During remarks at the 2011 Detroit Economic Club, Hesse unveiled the company’s “M2M Connected Transportation initiative.” “We want to provide connected transportation to trucks, buses, subways, taxis, planes, police cars and ambulances so that they can be instantly linked through voice, data and images,” said Hesse.
After waiting three-and-a-half years Verizon Wireless (Basking Ridge, NJ, USA) customers will finally get their hands on Apple Inc's (Cupertino, CA, USA) iPhone next month.
The top U.S. wireless operator ended months of speculation and anticipation from impatient consumers on Tuesday by announcing that it would begin selling a version of the iPhone on February 10 at the same prices as AT&T Inc. (Dallas, TX, USA).
Scanbuy, Inc. (New York, NY, USA) released its latest "ScanLife Mobile Barcode Trend Report" last week and the research contains some impressive figures, including a sixteen-fold jump in overall barcode traffic this year.
Scanbuy, of course, has a vested interest in barcode scanning trends, as a global provider of mobile barcode solutions. However their research is consistent with the accelerated adoption of smartphone technology for common activities like shopping, product information, and web usage.
Verizon Wireless and LG Electronics announced last week the LG WM300 LTE module and LG L2000 modem chip, both of which are designed for Verizon's 4G LTE network.
The new products are not broadband dongles, but chipsets purpose-built for machine-to-machine solutions such as fixed wireless applications, including gateway devices and telematics.
Similar products running on Sprint's WiMAX 4G network already exist, however this is the first example of M2M-specific chips designed for use on Verizon's faster LTE network.

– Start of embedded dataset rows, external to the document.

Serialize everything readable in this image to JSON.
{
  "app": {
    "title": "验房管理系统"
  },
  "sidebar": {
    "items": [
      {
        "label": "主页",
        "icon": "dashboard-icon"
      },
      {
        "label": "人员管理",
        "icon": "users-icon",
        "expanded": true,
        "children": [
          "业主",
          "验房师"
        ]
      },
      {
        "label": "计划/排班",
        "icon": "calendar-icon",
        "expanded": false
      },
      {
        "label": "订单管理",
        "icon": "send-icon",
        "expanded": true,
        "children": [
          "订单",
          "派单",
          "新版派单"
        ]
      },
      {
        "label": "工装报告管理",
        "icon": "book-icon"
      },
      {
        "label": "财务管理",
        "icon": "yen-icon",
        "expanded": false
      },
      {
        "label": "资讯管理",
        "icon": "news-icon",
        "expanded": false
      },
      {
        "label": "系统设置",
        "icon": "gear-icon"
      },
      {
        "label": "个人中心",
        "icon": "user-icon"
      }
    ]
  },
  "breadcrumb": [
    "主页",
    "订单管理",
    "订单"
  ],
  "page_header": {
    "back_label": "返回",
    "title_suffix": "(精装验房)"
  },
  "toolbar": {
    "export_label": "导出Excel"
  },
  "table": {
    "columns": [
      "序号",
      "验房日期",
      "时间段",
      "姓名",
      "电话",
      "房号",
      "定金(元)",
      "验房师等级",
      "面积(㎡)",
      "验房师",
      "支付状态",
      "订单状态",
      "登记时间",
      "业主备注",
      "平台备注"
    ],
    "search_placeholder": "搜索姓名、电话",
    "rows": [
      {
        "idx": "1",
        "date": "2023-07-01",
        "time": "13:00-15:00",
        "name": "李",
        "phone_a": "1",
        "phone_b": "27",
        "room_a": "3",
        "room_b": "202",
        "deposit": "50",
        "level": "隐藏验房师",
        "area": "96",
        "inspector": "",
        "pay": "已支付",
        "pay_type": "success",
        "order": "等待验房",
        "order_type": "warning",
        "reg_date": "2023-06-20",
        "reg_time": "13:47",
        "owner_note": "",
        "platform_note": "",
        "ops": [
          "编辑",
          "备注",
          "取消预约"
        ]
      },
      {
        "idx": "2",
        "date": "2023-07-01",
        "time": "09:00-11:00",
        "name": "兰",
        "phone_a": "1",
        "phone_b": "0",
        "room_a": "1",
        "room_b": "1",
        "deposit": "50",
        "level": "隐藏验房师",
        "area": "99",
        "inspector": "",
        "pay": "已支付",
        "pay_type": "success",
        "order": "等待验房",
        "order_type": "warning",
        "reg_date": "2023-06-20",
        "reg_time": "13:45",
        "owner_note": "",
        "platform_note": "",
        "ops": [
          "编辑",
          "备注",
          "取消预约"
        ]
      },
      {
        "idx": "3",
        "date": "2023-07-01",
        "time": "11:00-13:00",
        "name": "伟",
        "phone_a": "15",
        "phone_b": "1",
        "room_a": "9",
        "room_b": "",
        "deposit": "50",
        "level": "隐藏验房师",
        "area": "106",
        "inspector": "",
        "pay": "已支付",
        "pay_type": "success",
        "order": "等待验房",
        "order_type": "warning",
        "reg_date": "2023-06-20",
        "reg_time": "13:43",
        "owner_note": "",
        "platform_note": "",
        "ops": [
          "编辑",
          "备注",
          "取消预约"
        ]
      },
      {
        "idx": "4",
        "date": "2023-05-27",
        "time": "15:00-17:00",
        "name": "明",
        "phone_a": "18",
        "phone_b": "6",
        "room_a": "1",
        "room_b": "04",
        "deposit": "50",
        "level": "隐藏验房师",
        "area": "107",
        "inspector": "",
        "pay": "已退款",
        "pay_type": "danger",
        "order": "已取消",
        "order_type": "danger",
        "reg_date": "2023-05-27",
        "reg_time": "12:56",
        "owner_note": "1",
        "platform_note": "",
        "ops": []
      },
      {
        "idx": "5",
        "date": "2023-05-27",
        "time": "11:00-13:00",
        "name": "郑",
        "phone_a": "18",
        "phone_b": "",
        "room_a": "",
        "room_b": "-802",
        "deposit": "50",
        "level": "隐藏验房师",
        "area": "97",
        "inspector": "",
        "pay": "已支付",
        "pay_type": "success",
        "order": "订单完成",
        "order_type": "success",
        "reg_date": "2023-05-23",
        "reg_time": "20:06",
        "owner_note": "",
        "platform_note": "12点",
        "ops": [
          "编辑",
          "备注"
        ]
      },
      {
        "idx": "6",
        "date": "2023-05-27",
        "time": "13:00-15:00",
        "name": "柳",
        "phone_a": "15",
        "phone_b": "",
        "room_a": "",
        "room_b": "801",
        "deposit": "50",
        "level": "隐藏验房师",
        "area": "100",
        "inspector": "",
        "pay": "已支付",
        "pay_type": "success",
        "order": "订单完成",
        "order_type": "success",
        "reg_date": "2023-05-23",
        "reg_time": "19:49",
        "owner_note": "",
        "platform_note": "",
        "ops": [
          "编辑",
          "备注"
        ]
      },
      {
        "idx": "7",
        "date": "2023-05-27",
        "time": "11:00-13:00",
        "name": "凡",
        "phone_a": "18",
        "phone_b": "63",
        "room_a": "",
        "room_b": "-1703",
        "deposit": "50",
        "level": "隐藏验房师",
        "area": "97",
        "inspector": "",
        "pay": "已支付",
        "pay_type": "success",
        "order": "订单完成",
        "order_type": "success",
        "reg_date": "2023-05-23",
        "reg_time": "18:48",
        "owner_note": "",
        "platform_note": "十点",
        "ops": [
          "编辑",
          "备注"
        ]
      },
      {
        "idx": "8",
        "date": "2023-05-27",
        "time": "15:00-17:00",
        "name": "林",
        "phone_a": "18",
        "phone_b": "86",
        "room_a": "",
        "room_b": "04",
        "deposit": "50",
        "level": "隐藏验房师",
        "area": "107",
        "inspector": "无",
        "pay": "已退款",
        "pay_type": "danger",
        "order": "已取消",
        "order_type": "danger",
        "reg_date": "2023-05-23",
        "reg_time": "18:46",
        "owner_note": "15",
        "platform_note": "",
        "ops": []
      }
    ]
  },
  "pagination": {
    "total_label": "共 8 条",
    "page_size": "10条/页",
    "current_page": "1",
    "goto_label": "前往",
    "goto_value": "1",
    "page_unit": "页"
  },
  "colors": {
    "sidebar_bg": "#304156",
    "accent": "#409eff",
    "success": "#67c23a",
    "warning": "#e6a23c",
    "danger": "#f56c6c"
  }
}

Verizon Wireless (Basking Ridge, NJ, USA) has announced a whopping four dozen technology partners, whose work will be highlighted inside the company's booth at International CES 2011 starting tomorrow. More than 40 new solutions will be on display, each designed to take advantage of their LTE network and its characteristic high speed and low latency.
LG Electronics has unveiled its new range of smart appliances, enabled by "LG THINQ" technology, at the 2011 International CES. All products in the lineup are comprised of five key features, dubbed Smart Grid, "Smart Diagnosis," "Smart Access," "Smart Adapt," and the intriguing "Food Management."
Kristin Lovejoy, VP of Strategy for IBM Security Solutions, predicts 2011 will see the first cyber-attacks on critical infrastructure such as electric grids or water systems.
In an interview with SearchSecurity.com, Lovejoy says "when it comes to the embedded devices, there's two things we're worried about. We're worried about people using those devices to cause some sort of harm or to cause societal conflict. Alternatively, we're seeing the use of those devices to enable support for some form of financial gain."
As competition and the economic crunch pit themselves against communications service providers (CSPs), it’s getting harder and harder for them to maintain profitability, so the search is on for ways of exploiting underused assets. Take customers for example – CSPs have them by the billions, yet they often know almost nothing about them other than an address or a phone number in the eyes of many providers.
U.S. communications regulators adopted Internet traffic rules on Tuesday that prevent providers from blocking lawful content but still let them ration access to their networks. Operators may still legally institute policy control and traffic management, but prioritizing that traffic based on content is against the FCC's order.